those vigorous efl'orts of usefulness in life, which so well become his character,
and will have so happy an efficacy in brightening his crown, (chap. xxviii). ... Nor
am I without a pleasing hope, that, through the Divine blessing and grace, I may
be in some instances so successful, as to ... or, perhaps, in a much more
dangerous and miserable circumstance than that; I mean, entirely forgetting the
|It was feared that the paucity of our numbers, exposed to view in such a large |
place, would injure rather than advance our cause. The trial, however, has been
made, and the event has more than justified our most sanguine expectations. ...
My people had exerted themselves nobly to secure a congregation ; and the
result has been, in our circumstances, very pleasing. ... The prospect is now,
accordingly, very encouraging ; but the influence of the spiritual guides of those
who hear the ...
|There is every prospect that 1903 will be the most successful year in the district's |
history. All the ... The men are determined that the progress of the New York 2
district shall be greater in the future than in the past, and the prospects are very

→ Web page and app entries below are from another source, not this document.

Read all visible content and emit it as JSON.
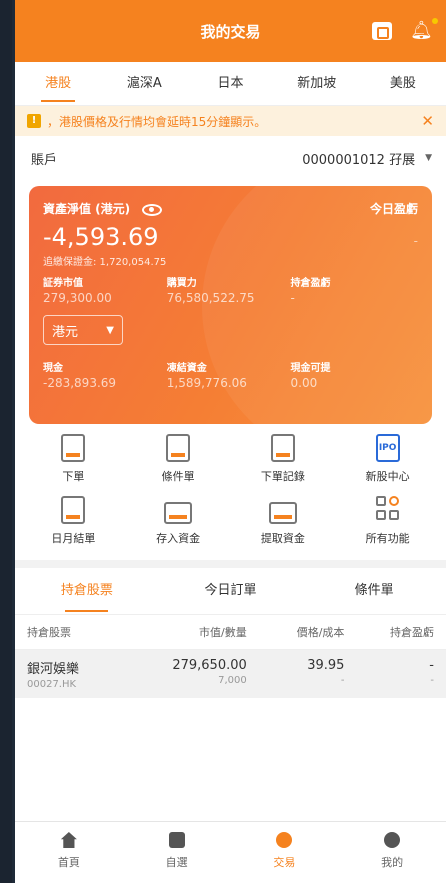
{
  "header": {
    "title": "我的交易"
  },
  "market_tabs": [
    "港股",
    "滬深A",
    "日本",
    "新加坡",
    "美股"
  ],
  "notice": {
    "badge": "!",
    "text": "，港股價格及行情均會延時15分鐘顯示。",
    "close": "✕"
  },
  "account": {
    "label": "賬戶",
    "value": "0000001012 孖展"
  },
  "summary": {
    "nav_label": "資產淨值 (港元)",
    "today_pl_label": "今日盈虧",
    "nav_value": "-4,593.69",
    "today_pl_value": "-",
    "margin_call": "追繳保證金: 1,720,054.75",
    "stock_mv_label": "証券市值",
    "stock_mv_value": "279,300.00",
    "buying_power_label": "購買力",
    "buying_power_value": "76,580,522.75",
    "position_pl_label": "持倉盈虧",
    "position_pl_value": "-",
    "currency": "港元",
    "cash_label": "現金",
    "cash_value": "-283,893.69",
    "frozen_label": "凍結資金",
    "frozen_value": "1,589,776.06",
    "withdrawable_label": "現金可提",
    "withdrawable_value": "0.00"
  },
  "functions": [
    {
      "label": "下單",
      "icon": "order-icon"
    },
    {
      "label": "條件單",
      "icon": "conditional-order-icon"
    },
    {
      "label": "下單記錄",
      "icon": "order-history-icon"
    },
    {
      "label": "新股中心",
      "icon": "ipo-icon",
      "icon_text": "IPO"
    },
    {
      "label": "日月結單",
      "icon": "statement-icon"
    },
    {
      "label": "存入資金",
      "icon": "deposit-icon"
    },
    {
      "label": "提取資金",
      "icon": "withdraw-icon"
    },
    {
      "label": "所有功能",
      "icon": "all-functions-icon"
    }
  ],
  "position_tabs": [
    "持倉股票",
    "今日訂單",
    "條件單"
  ],
  "table": {
    "headers": [
      "持倉股票",
      "市值/數量",
      "價格/成本",
      "持倉盈虧"
    ],
    "rows": [
      {
        "name": "銀河娛樂",
        "code": "00027.HK",
        "market_value": "279,650.00",
        "qty": "7,000",
        "price": "39.95",
        "cost": "-",
        "pl": "-",
        "pl2": "-"
      }
    ]
  },
  "tabbar": [
    {
      "label": "首頁",
      "icon": "home-icon"
    },
    {
      "label": "自選",
      "icon": "watchlist-icon"
    },
    {
      "label": "交易",
      "icon": "trade-icon"
    },
    {
      "label": "我的",
      "icon": "profile-icon"
    }
  ],
  "colors": {
    "accent": "#f5821f",
    "card": "#f26a3f",
    "ipo": "#2a6ad8"
  }
}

bright. ... in Europe are already so well known to you through newspaper articles
and pamphlets that I can pass them by. ... Cole Evans is making things lively In
the Yonkers (N. Y.) district of the Metropolitan, with a view to climbing nearer the
|Our - readers can judge how far they are avoidable by measures at all like those |
we have indicated. ... produce his pass for every dangerous place; providing
ample telegraphic power, guarded against all possibility of misconception; ... with
a view to such assurances being given to the public on the part of the companies
as may restore confidence, give new .... at events in America have rendered it
expedient for more than one actress to cross the Atlantic, and one of these, Mrs.
D. P. ...
|The more power of saving what is already in our hands must be of easy |
acquisition to every mind; and, as the example ... cannot safely neglect it, a
thousand instances every day prove that the humblest may practise it with
successóRambler. Conduct is a language that all can understand; and if it be
true that actions speak louder than words, then all may ... G. E. It is with much
satisfaction that we com~ municate to our readers the pleasing information
contained in the subjoined notice.
|I saw the lion gathering up his lbeen prc-eminently conspicuous in our own, we |
trusta pre- it gantic strength grasping the ... Surrounded by hundreds whom he
has reared and faithfully tended in heir hours of pain and sickness, and by an ...
to the place appointed for im to receive their gratulations on his safe arrival at an
8 ith his prospects unclouded and serene, ... The lions, made more furious by
wounds, sprang upon the powerful horses, and bore them to the ground, or flew
at the ...